• [Task description]: Could the data below be printed out exactly, with the pictures left out?

(Records from a dataset)
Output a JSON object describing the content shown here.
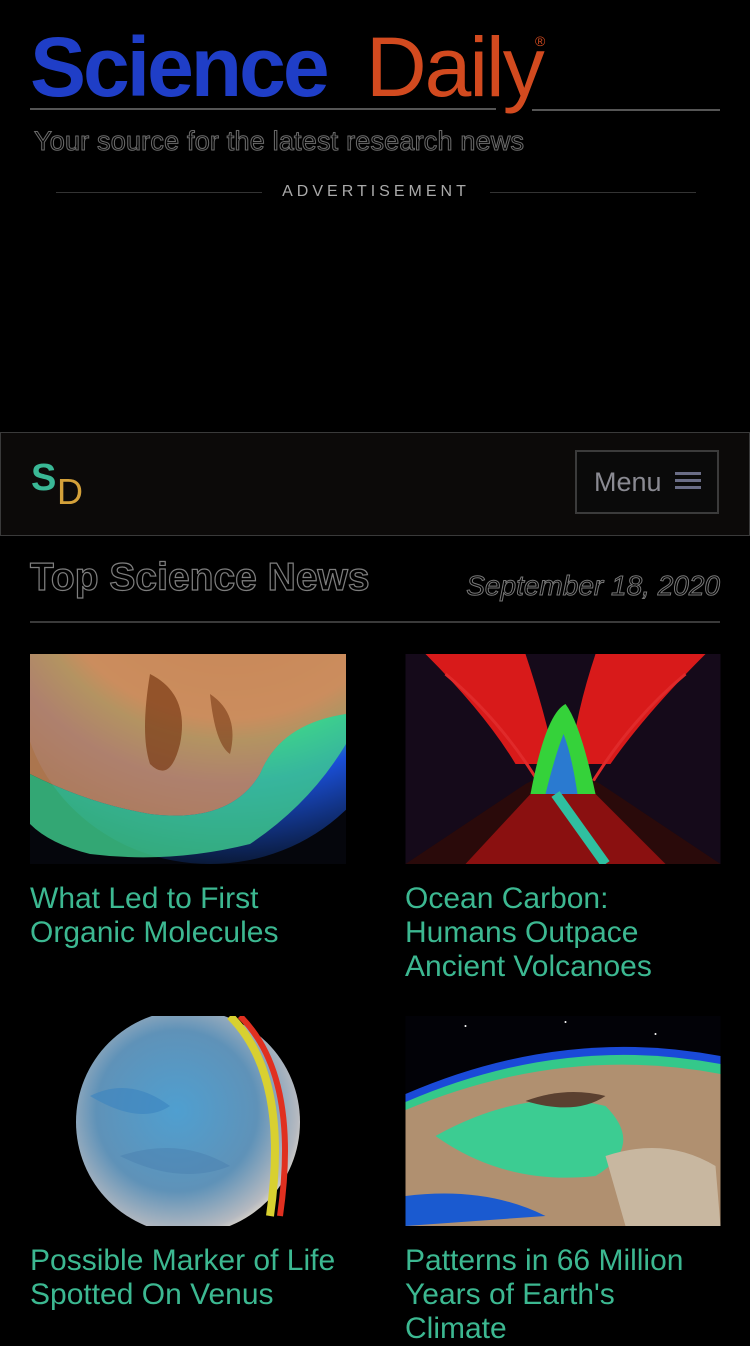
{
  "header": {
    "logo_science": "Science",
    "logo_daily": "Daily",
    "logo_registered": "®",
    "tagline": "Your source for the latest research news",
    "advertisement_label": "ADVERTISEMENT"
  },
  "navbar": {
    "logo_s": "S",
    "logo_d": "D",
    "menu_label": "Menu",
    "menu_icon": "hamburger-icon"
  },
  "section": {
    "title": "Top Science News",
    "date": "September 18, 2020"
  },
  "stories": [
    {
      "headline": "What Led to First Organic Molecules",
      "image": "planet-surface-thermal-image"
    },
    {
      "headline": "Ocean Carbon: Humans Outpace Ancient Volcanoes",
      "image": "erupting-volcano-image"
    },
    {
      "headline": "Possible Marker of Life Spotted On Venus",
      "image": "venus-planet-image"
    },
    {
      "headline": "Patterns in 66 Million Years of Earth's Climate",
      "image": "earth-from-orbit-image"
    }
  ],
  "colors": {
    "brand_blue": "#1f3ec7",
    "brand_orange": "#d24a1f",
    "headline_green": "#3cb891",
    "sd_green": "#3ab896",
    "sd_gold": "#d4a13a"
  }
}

• [Task output]:
Output a JSON object describing the content shown here.
{
  "header": {
    "logo_science": "Science",
    "logo_daily": "Daily",
    "logo_registered": "®",
    "tagline": "Your source for the latest research news",
    "advertisement_label": "ADVERTISEMENT"
  },
  "navbar": {
    "logo_s": "S",
    "logo_d": "D",
    "menu_label": "Menu",
    "menu_icon": "hamburger-icon"
  },
  "section": {
    "title": "Top Science News",
    "date": "September 18, 2020"
  },
  "stories": [
    {
      "headline": "What Led to First Organic Molecules",
      "image": "planet-surface-thermal-image"
    },
    {
      "headline": "Ocean Carbon: Humans Outpace Ancient Volcanoes",
      "image": "erupting-volcano-image"
    },
    {
      "headline": "Possible Marker of Life Spotted On Venus",
      "image": "venus-planet-image"
    },
    {
      "headline": "Patterns in 66 Million Years of Earth's Climate",
      "image": "earth-from-orbit-image"
    }
  ],
  "colors": {
    "brand_blue": "#1f3ec7",
    "brand_orange": "#d24a1f",
    "headline_green": "#3cb891",
    "sd_green": "#3ab896",
    "sd_gold": "#d4a13a"
  }
}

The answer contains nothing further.